Destroyers and Asbestos

During the Second World War, the U.S. Navy employed a variety of naval vessels.  Some were used for support or transport, but the best-known of Navy ships are the ones used in actual combat.  Two types of these vessels are destroyers and assault ships.

Navy Destroyer Ships

Destroyers were an integral part of World War II as they were warships which were speedy and easy to maneuver and were accompanied by larger ships in order to form a convoy. These destroyers were responsible for protecting the larger vessels from submarine and torpedo attacks. Larger ships were at particular risk as they were not able to move speedily enough in order to dodge missiles, airstrikes, or torpedoes. Because of this, destroyers were required to divert enemy attacks from the large vessels. The ships were well equipped with radar systems and anti-aircraft guns, as well as anti-submarine weapons that could fire mortar bombs that exploded immediately on contact and were highly effective during submarine attacks.
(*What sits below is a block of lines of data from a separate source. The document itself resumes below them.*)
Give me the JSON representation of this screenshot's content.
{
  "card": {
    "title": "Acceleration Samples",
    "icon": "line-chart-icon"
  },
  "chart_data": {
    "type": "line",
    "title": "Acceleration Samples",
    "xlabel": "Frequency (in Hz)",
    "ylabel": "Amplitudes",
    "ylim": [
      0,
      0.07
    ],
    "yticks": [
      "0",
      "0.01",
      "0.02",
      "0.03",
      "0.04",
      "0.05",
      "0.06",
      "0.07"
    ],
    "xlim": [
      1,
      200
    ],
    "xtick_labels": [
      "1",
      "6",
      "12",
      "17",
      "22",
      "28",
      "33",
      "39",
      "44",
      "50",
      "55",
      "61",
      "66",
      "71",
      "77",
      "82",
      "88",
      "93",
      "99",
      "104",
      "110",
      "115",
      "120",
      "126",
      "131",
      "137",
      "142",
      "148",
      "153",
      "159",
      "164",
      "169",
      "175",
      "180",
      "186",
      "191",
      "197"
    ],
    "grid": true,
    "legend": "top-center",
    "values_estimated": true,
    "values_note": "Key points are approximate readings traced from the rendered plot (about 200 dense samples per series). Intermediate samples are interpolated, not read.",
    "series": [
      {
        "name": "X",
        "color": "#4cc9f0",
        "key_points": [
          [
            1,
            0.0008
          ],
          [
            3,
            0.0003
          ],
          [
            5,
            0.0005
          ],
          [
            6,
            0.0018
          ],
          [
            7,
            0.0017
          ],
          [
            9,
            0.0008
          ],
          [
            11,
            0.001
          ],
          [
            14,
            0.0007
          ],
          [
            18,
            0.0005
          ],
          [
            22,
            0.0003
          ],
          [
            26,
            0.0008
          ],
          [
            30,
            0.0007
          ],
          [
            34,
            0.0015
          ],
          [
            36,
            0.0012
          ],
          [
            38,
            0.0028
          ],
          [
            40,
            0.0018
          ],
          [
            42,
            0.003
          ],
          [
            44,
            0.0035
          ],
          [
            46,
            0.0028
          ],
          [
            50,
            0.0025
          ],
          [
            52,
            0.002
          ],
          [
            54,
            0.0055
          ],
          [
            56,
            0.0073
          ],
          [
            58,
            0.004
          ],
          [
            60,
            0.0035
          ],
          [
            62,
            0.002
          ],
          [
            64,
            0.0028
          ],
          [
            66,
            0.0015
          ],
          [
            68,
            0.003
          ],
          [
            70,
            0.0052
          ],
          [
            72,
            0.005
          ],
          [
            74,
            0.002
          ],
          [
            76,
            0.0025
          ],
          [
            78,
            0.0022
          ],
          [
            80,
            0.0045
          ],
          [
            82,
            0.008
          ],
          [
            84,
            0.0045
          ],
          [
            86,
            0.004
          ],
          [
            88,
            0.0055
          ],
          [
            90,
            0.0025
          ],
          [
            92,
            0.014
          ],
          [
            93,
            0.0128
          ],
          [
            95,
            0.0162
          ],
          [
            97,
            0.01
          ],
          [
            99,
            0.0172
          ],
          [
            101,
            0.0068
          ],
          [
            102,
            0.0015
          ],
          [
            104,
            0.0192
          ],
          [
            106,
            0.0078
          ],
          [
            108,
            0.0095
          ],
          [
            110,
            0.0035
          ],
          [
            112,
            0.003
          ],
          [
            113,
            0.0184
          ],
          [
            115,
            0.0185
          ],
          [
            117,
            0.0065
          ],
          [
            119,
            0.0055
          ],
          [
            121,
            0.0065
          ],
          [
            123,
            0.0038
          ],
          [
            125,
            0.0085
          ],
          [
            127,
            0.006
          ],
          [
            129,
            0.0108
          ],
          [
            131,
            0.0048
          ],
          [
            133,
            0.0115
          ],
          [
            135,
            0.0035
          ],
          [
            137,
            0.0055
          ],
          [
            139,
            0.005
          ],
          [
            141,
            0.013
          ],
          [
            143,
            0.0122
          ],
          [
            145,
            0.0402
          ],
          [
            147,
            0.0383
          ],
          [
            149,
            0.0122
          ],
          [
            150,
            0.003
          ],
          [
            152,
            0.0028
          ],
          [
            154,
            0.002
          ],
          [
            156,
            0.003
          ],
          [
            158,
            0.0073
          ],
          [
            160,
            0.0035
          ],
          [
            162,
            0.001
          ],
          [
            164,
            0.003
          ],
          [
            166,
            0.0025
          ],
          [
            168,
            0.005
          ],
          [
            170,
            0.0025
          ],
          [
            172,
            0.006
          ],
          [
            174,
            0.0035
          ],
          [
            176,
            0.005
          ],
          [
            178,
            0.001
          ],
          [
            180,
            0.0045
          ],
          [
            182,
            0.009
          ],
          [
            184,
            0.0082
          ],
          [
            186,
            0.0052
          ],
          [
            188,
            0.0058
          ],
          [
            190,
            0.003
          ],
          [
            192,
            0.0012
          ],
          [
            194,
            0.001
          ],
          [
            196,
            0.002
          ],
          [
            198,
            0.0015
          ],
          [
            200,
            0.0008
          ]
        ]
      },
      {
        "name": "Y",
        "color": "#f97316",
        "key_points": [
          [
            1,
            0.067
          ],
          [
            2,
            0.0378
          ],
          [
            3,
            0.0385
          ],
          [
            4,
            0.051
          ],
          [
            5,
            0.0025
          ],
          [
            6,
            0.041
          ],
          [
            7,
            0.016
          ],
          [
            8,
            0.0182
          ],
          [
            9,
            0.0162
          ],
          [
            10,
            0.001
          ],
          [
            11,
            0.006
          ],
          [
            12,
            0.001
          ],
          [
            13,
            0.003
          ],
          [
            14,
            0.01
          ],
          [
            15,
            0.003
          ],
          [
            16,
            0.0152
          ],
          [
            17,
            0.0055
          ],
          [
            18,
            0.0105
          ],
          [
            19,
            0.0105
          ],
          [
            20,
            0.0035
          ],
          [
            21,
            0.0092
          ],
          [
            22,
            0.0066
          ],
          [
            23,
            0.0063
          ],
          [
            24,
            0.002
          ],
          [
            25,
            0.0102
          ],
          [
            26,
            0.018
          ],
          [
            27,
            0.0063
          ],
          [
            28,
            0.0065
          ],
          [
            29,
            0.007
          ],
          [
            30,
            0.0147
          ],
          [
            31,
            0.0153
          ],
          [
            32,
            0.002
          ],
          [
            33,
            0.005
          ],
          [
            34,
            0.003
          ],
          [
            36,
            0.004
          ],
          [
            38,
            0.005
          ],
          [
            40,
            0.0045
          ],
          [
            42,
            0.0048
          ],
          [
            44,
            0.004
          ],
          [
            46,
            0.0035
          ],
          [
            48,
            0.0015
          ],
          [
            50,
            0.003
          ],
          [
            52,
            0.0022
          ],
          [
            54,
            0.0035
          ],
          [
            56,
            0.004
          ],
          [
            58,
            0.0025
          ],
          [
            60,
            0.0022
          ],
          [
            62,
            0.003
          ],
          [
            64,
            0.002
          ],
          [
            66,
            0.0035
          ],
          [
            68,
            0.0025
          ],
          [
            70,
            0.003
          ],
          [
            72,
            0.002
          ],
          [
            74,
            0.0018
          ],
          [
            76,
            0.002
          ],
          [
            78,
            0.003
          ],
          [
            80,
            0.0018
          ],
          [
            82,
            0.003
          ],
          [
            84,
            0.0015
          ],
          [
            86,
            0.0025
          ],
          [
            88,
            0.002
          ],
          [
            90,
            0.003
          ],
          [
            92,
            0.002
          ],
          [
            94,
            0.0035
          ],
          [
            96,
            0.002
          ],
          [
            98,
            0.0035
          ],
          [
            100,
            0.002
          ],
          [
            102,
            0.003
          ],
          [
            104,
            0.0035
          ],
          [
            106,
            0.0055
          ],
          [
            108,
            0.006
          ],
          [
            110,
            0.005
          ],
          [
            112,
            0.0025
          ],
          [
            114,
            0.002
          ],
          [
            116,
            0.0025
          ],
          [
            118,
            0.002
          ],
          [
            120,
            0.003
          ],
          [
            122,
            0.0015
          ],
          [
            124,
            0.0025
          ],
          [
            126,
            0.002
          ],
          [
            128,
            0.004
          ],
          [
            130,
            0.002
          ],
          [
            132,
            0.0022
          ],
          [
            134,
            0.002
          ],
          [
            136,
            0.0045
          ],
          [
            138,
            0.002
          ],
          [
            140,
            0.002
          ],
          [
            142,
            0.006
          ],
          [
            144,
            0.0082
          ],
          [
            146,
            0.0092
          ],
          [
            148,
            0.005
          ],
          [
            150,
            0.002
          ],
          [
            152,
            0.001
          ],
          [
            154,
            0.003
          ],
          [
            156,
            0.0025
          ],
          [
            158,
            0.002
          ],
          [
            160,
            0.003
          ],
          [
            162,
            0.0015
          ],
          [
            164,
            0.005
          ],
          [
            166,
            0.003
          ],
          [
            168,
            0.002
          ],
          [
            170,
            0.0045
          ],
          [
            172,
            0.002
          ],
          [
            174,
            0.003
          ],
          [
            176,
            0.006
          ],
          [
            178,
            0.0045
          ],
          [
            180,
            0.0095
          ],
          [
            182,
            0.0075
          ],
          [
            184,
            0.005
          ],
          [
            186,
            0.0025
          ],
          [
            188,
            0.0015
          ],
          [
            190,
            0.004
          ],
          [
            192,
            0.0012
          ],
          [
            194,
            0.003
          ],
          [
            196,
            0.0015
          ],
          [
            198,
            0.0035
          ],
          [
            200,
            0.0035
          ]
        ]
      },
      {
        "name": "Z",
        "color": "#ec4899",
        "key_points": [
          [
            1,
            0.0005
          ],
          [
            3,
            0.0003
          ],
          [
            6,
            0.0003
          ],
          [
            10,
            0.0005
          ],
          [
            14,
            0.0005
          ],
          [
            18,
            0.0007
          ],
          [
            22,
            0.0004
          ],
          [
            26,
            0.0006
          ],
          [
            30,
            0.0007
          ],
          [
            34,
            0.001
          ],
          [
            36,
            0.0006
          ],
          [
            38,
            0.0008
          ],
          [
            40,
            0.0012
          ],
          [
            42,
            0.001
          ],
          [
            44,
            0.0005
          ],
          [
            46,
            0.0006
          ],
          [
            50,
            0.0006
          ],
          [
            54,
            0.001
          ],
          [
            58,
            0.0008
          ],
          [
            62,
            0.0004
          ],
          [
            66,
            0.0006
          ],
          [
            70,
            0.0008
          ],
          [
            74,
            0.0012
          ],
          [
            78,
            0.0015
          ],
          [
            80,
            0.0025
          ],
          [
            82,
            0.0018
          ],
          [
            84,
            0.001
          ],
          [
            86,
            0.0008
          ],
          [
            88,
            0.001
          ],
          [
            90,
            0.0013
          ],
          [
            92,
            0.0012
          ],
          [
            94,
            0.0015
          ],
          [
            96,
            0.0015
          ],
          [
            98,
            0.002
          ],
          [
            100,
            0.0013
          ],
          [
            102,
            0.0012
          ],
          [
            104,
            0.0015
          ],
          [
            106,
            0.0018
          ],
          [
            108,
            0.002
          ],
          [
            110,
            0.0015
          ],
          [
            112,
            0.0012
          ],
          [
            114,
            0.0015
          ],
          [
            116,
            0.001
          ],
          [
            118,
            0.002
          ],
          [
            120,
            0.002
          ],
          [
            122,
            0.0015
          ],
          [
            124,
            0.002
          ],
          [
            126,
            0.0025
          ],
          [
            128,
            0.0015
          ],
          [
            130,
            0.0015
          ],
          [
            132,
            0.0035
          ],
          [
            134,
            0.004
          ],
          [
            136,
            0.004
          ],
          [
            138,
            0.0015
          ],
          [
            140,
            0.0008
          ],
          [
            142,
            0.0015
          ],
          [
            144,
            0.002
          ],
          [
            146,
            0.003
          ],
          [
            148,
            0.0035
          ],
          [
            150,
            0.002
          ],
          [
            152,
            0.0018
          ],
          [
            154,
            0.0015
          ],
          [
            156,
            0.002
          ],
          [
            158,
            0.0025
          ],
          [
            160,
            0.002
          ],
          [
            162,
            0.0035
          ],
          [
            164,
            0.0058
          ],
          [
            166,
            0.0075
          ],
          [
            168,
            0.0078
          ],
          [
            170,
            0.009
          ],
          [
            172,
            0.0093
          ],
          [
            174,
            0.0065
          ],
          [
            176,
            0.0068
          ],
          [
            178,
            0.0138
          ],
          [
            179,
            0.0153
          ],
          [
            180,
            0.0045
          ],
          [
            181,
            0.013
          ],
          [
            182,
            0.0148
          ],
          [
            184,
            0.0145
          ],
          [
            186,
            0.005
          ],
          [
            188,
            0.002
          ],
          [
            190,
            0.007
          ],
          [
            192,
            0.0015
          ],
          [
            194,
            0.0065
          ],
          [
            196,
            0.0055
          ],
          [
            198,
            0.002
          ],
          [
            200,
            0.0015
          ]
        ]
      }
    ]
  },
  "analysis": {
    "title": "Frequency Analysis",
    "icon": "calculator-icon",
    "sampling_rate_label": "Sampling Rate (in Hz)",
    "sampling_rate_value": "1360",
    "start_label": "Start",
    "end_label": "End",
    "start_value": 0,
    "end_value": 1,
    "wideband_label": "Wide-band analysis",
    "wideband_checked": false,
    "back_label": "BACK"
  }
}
Although they were the best-outfitted ship for emergencies at sea, because of their prevalence in combat, the destroyers were the most commonly sunk ships during the period.

Navy Assault Ships

Amphibious assault ships, or assault ships as they were most commonly called, were constructed in order to support the forces on the ground during amphibious attacks. Perhaps the most widely known assault ship during the period of the Second World War, the USS Tarawa was the first of its class to be constructed and was built to carry a maximum of 80 aircraft and hold more than 2,000 crew members. These assault ships were commonly found in the Pacific and were commonly used to escort other vessels as well as aircraft transporters. These ships were later used as a means of transporting helicopters.

Asbestos Exposure

It goes without saying that the crews who worked aboard these World War II assault ships and destroyers faced dangers each day. One of the most long-lasting yet lesser-known risks is asbestos exposure that was experienced while working on the ships. This asbestos has been linked with the occurrence of various diseases such as mesothelioma. Veterans who worked aboard these ships should seek the guidance from a physician when it comes to their respiratory health. They should also undergo testing in order to determine if they have fallen victim to an illness related to asbestos exposure.

References: